EMC revenues and net income for calendar years 2010-2012. It shows revenue is gently climbing
Turning to the full 2012 revenues, these were $21.7bn - another record and a rise of $1.7bn or 8.5 per pent on 2011's $20bn. Annual profit was $2.7bn, $0.2bn more than 2011 or 8 per cent higher.
You could lay a ruler along the tops of the revenue bars in the EMC charts; the increases are like clockwork along an almost 45-degree line to the x-axis.
EMC revenue increases
The company is just walking all over its competition: Dell, HDS, HP, IBM and NetApp. There's nothing they can do about it, either. Wherever they invest for storage-related growth they find EMC there already, except for HP's memristor technology. Perhaps a lack of basic chip engineering expertise will turn into a chink in EMC's armour.
David Goulden - the COO, company president and heir-apparent to CEO and chairman Joe Tucci - said more than 1,300 VSPEX converged systems have been sold in two quarters of availability. VMAX sales were up six percent while mid-range storage kit - VNX, Isilon and so on - rose five per cent. vBlock sales also rose but there were no numbers, which is telling.
Two warts on EMC's pristine face
So, the dire Documentum: how did the company's content management system fare this quarter? It failed to come up trumps, again. EMC's Information Infrastructure Group (IIG) brought in $184m, a decline of three per cent year on year. But its RSA security products were also in the mire and lacking lustre, bringing in $235m, also three per cent down on 2011.

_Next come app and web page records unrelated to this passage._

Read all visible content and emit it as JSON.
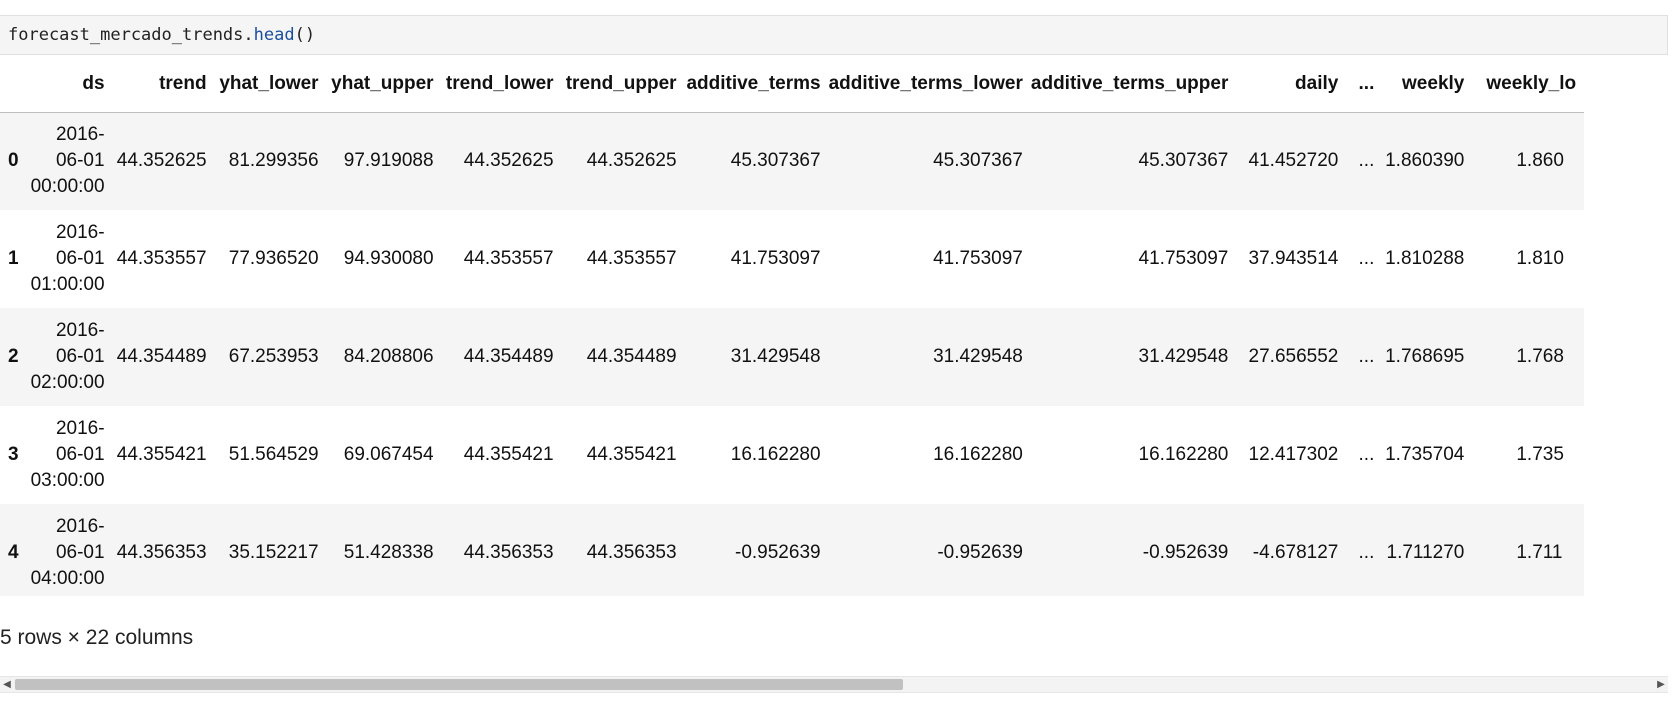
{
  "code_cell": {
    "prefix": "forecast_mercado_trends.",
    "method": "head",
    "suffix": "()"
  },
  "table": {
    "columns": [
      "ds",
      "trend",
      "yhat_lower",
      "yhat_upper",
      "trend_lower",
      "trend_upper",
      "additive_terms",
      "additive_terms_lower",
      "additive_terms_upper",
      "daily",
      "...",
      "weekly",
      "weekly_lo"
    ],
    "rows": [
      {
        "index": "0",
        "ds": [
          "2016-",
          "06-01",
          "00:00:00"
        ],
        "values": [
          "44.352625",
          "81.299356",
          "97.919088",
          "44.352625",
          "44.352625",
          "45.307367",
          "45.307367",
          "45.307367",
          "41.452720",
          "...",
          "1.860390",
          "1.860"
        ]
      },
      {
        "index": "1",
        "ds": [
          "2016-",
          "06-01",
          "01:00:00"
        ],
        "values": [
          "44.353557",
          "77.936520",
          "94.930080",
          "44.353557",
          "44.353557",
          "41.753097",
          "41.753097",
          "41.753097",
          "37.943514",
          "...",
          "1.810288",
          "1.810"
        ]
      },
      {
        "index": "2",
        "ds": [
          "2016-",
          "06-01",
          "02:00:00"
        ],
        "values": [
          "44.354489",
          "67.253953",
          "84.208806",
          "44.354489",
          "44.354489",
          "31.429548",
          "31.429548",
          "31.429548",
          "27.656552",
          "...",
          "1.768695",
          "1.768"
        ]
      },
      {
        "index": "3",
        "ds": [
          "2016-",
          "06-01",
          "03:00:00"
        ],
        "values": [
          "44.355421",
          "51.564529",
          "69.067454",
          "44.355421",
          "44.355421",
          "16.162280",
          "16.162280",
          "16.162280",
          "12.417302",
          "...",
          "1.735704",
          "1.735"
        ]
      },
      {
        "index": "4",
        "ds": [
          "2016-",
          "06-01",
          "04:00:00"
        ],
        "values": [
          "44.356353",
          "35.152217",
          "51.428338",
          "44.356353",
          "44.356353",
          "-0.952639",
          "-0.952639",
          "-0.952639",
          "-4.678127",
          "...",
          "1.711270",
          "1.711"
        ]
      }
    ]
  },
  "summary": "5 rows × 22 columns",
  "scrollbar": {
    "left_icon": "scroll-left-icon",
    "right_icon": "scroll-right-icon",
    "position": 0.0
  }
}
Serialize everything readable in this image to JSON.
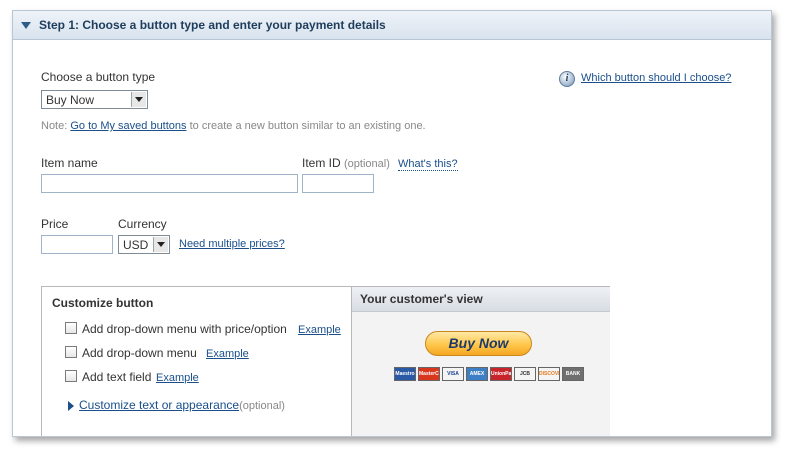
{
  "step": {
    "title": "Step 1: Choose a button type and enter your payment details"
  },
  "button_type": {
    "label": "Choose a button type",
    "selected": "Buy Now"
  },
  "help_link": "Which button should I choose?",
  "note": {
    "prefix": "Note:",
    "link": "Go to My saved buttons",
    "suffix": "to create a new button similar to an existing one."
  },
  "item_name": {
    "label": "Item name",
    "value": ""
  },
  "item_id": {
    "label": "Item ID",
    "optional": "(optional)",
    "help": "What's this?",
    "value": ""
  },
  "price": {
    "label": "Price",
    "value": ""
  },
  "currency": {
    "label": "Currency",
    "selected": "USD",
    "multiple_link": "Need multiple prices?"
  },
  "customize": {
    "title": "Customize button",
    "options": [
      {
        "label": "Add drop-down menu with price/option",
        "example": "Example"
      },
      {
        "label": "Add drop-down menu",
        "example": "Example"
      },
      {
        "label": "Add text field",
        "example": "Example"
      }
    ],
    "appearance_link": "Customize text or appearance",
    "appearance_optional": "(optional)"
  },
  "preview": {
    "title": "Your customer's view",
    "button_label": "Buy Now",
    "cards": [
      {
        "name": "Maestro",
        "color": "#2a5aa6"
      },
      {
        "name": "MasterCard",
        "color": "#d9361e"
      },
      {
        "name": "VISA",
        "color": "#f4f4f4",
        "text_color": "#1a3f8f"
      },
      {
        "name": "AMEX",
        "color": "#3d7fc4"
      },
      {
        "name": "UnionPay",
        "color": "#c8242c"
      },
      {
        "name": "JCB",
        "color": "#f4f4f4",
        "text_color": "#333"
      },
      {
        "name": "DISCOVER",
        "color": "#f4f4f4",
        "text_color": "#e47a1c"
      },
      {
        "name": "BANK",
        "color": "#6f6f6f"
      }
    ]
  }
}
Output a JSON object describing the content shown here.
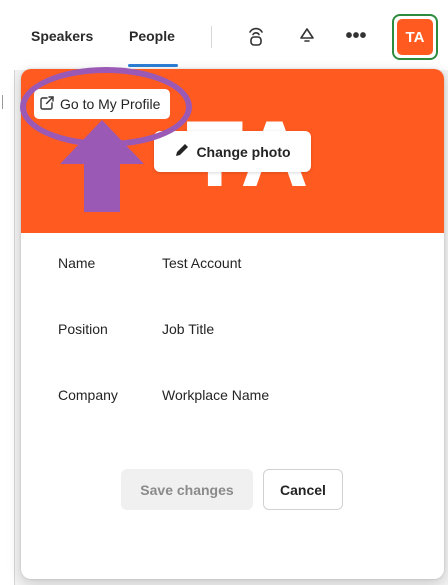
{
  "topbar": {
    "tabs": [
      {
        "label": "Speakers"
      },
      {
        "label": "People"
      }
    ],
    "more_label": "•••",
    "avatar_initials": "TA"
  },
  "profile": {
    "go_to_profile_label": "Go to My Profile",
    "banner_initials": "TA",
    "change_photo_label": "Change photo",
    "fields": [
      {
        "label": "Name",
        "value": "Test Account"
      },
      {
        "label": "Position",
        "value": "Job Title"
      },
      {
        "label": "Company",
        "value": "Workplace Name"
      }
    ],
    "save_label": "Save changes",
    "cancel_label": "Cancel"
  },
  "colors": {
    "accent": "#ff5a1f",
    "annotation": "#9b59b6",
    "focus_ring": "#2e8b3e",
    "tab_active": "#2c7fd6"
  },
  "icons": {
    "toolbar": [
      "broadcast-icon",
      "bell-icon",
      "more-icon"
    ],
    "profile": [
      "external-link-icon",
      "pencil-icon"
    ]
  }
}
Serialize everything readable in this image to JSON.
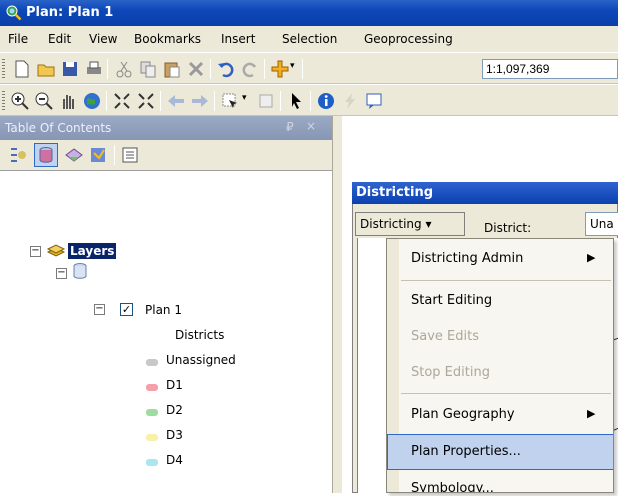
{
  "window": {
    "title": "Plan: Plan 1",
    "icon": "globe-magnifier-icon"
  },
  "menu": [
    "File",
    "Edit",
    "View",
    "Bookmarks",
    "Insert",
    "Selection",
    "Geoprocessing"
  ],
  "toolbar": {
    "scale": "1:1,097,369"
  },
  "toc": {
    "title": "Table Of Contents",
    "pin": "₽",
    "close": "×",
    "tree": {
      "root_label": "Layers",
      "plan_label": "Plan 1",
      "group_label": "Districts",
      "items": [
        {
          "label": "Unassigned",
          "color": "#c8c8c8"
        },
        {
          "label": "D1",
          "color": "#f4a0a8"
        },
        {
          "label": "D2",
          "color": "#a0dca0"
        },
        {
          "label": "D3",
          "color": "#f6f0a8"
        },
        {
          "label": "D4",
          "color": "#a8e6f0"
        }
      ]
    }
  },
  "districting": {
    "title": "Districting",
    "dropdown": "Districting ▾",
    "district_label": "District:",
    "district_value": "Una"
  },
  "dropdown_menu": {
    "items": [
      {
        "label": "Districting Admin",
        "submenu": true,
        "disabled": false
      },
      {
        "label": "Start Editing",
        "submenu": false,
        "disabled": false
      },
      {
        "label": "Save Edits",
        "submenu": false,
        "disabled": true
      },
      {
        "label": "Stop Editing",
        "submenu": false,
        "disabled": true
      },
      {
        "label": "Plan Geography",
        "submenu": true,
        "disabled": false
      },
      {
        "label": "Plan Properties...",
        "submenu": false,
        "disabled": false,
        "highlighted": true
      },
      {
        "label": "Symbology...",
        "submenu": false,
        "disabled": false
      }
    ]
  }
}
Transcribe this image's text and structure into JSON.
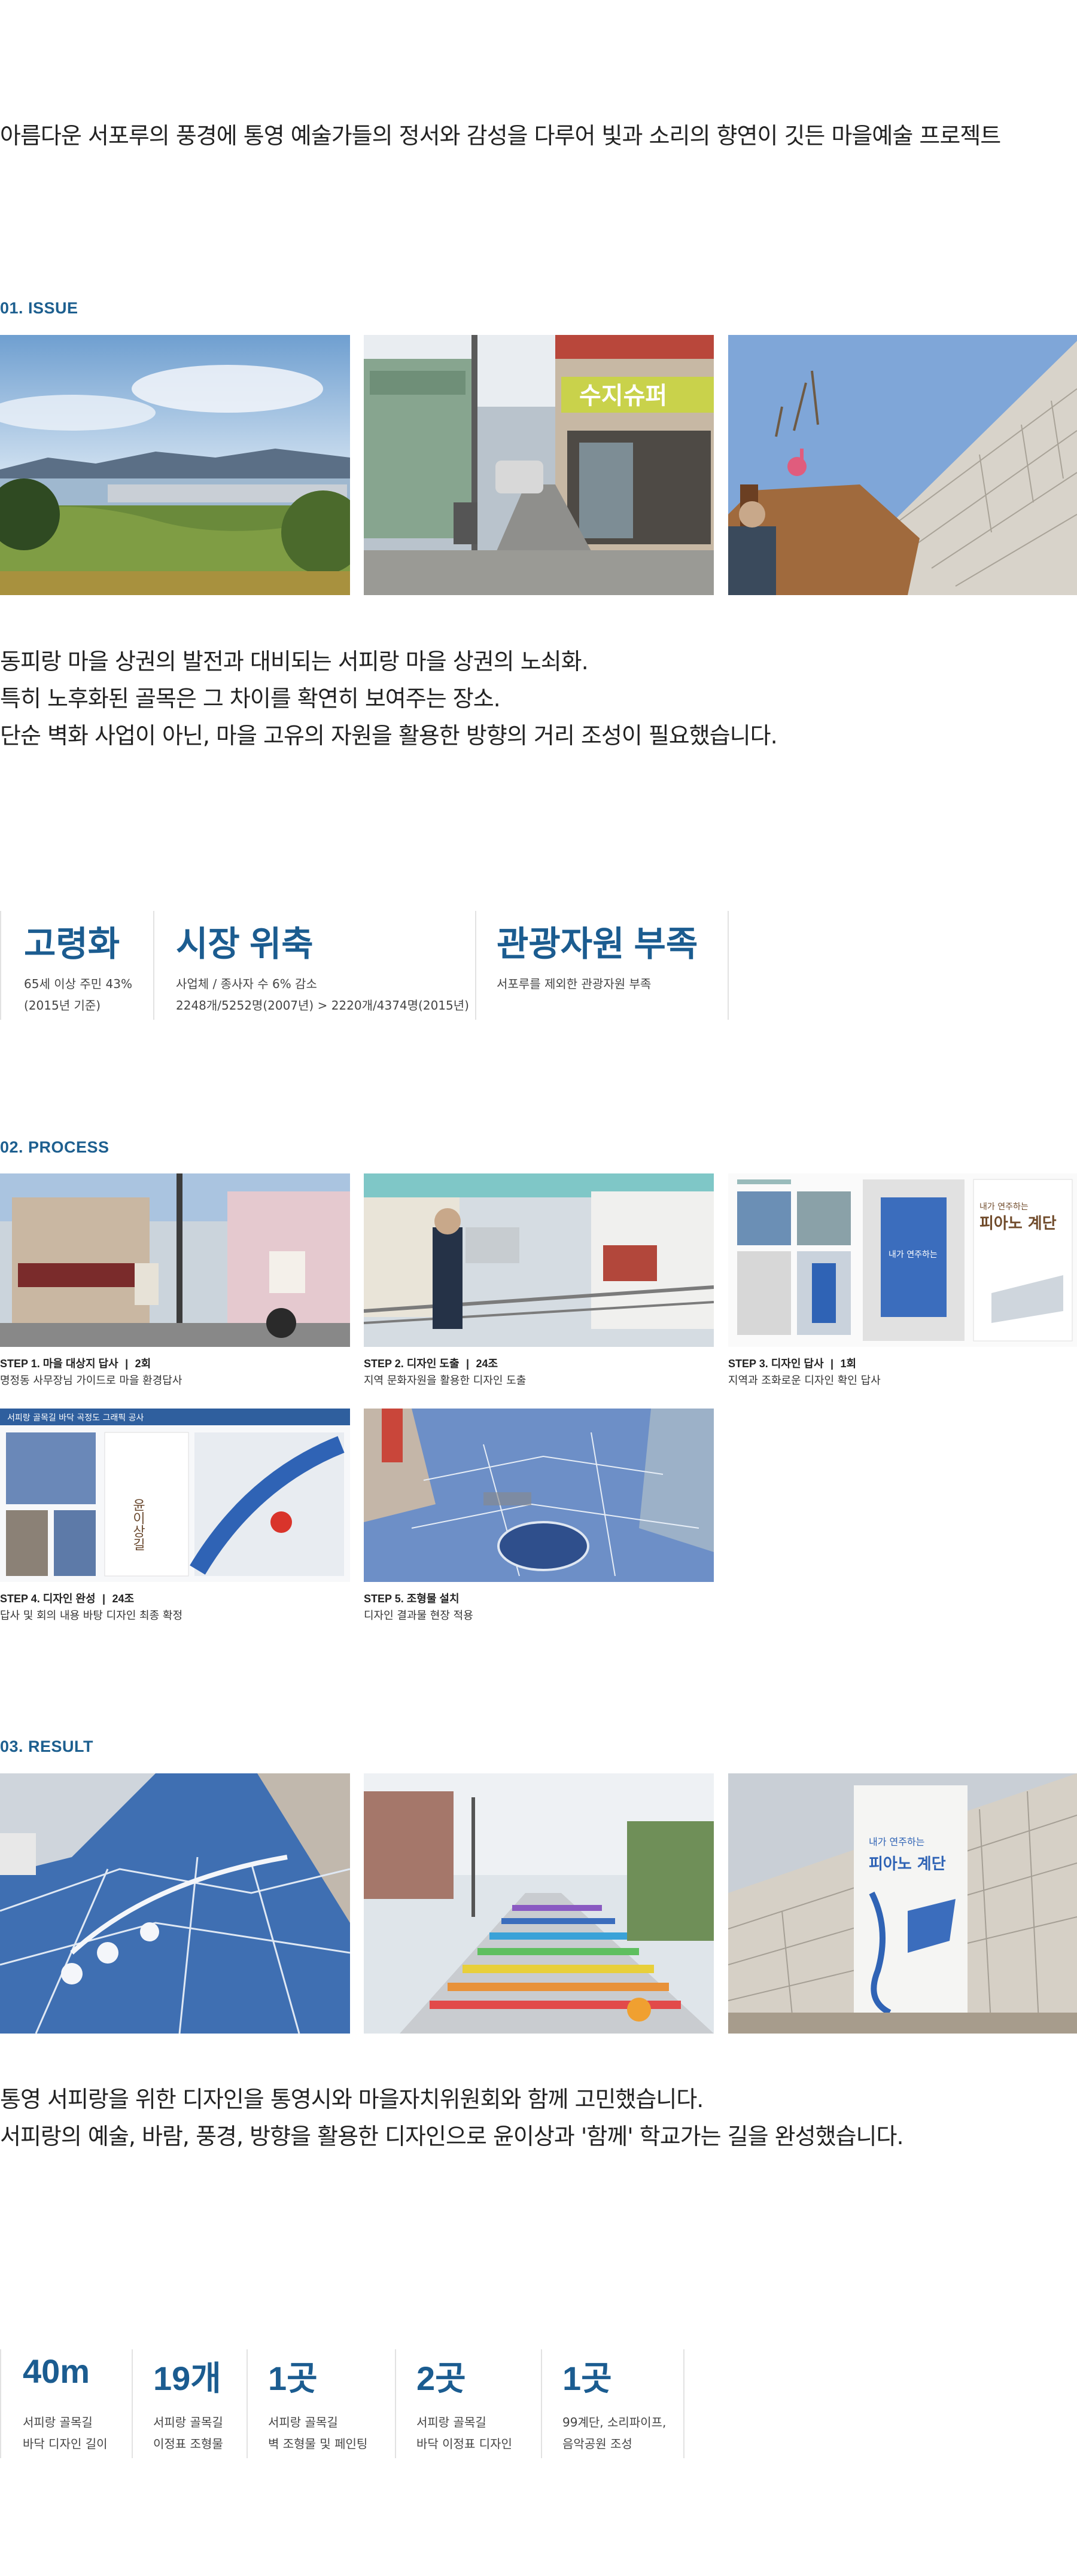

Virtualisation bad boy VMware's revenues grew 22 per cent and we wrote about them here.
Chairman Tucci said EMC has three strategic focus areas:
- VMware will go after software-defined data centre and post-PC mobility. This is Pat Gelsinger's fief.
- Information Infrastructure, led by Goulden, will target storage, data security, content management and automated workflow processing.
- The new Pivotal Initiative - Paul Maritz's new baby - for big-data analytics and a cloud computing developer platform. We'll hear more about this in March.
What was said during the earnings call?
Reading through the earnings call transcript, Goulden said "network storage grew faster than IT spending in 2012, and we’re confident it will again in 2013", adding: "We plan to launch a VMAX cloud addition later this quarter." He said we should "expect to hear much more from us around Atmos and cloud object storage in 2013". That's a reference to Project Bourne, we think.
"I am pleased to report that Atmos and Isilon together exited the year essentially at the $1bn revenue run-rate goal we set for ourselves when we acquired Isilon," Goulden boasted although didn't point out if that was mostly just Isilon.
New products teased
Goulden also talked the flash talk, saying: "Later this quarter, we will expand our presence in the PCIe-attach flash market with an MLC-based product line." That's probably Thunder, the box crammed with Lightning VFCache cards. He also said an all-flash array, code-named Project X, will be "formally introduced" later this year: "We are going to have a big flash launch in early March."
The RSA droop should be fixed by new products, we're told, specifically a "security analytics suite" and a system for "industry-leading authentication". We learned that licensing revenue was rising, and although content management can seem dull and boring to outsiders, EMC doesn't want to walk away.
Goulden added that VCE - the stack-in-a-box vendor jointly owned by EMC, Intel and Cisco - "hit an important milestone in Q4 with demand surpassing the $1bn run-rate. On 21 February, all three CEOs of VCE’s parent companies will be part of its biggest product launch yet". Could this be a vBlock for the cloud, based on VMAX Cloud Edition?
Old-man Tucci talked about acquisitions: "We will … use our strong balance sheet to acquire innovative technology companies using our proven 'string of pearls' approach."
The company expects consolidated revenues to be $23.5bn for 2013 with net income, excluding VMware, to be $3bn. After that David Goulden will be golden if he can keep this up when, as seems likely, he becomes EMC's next CEO. ®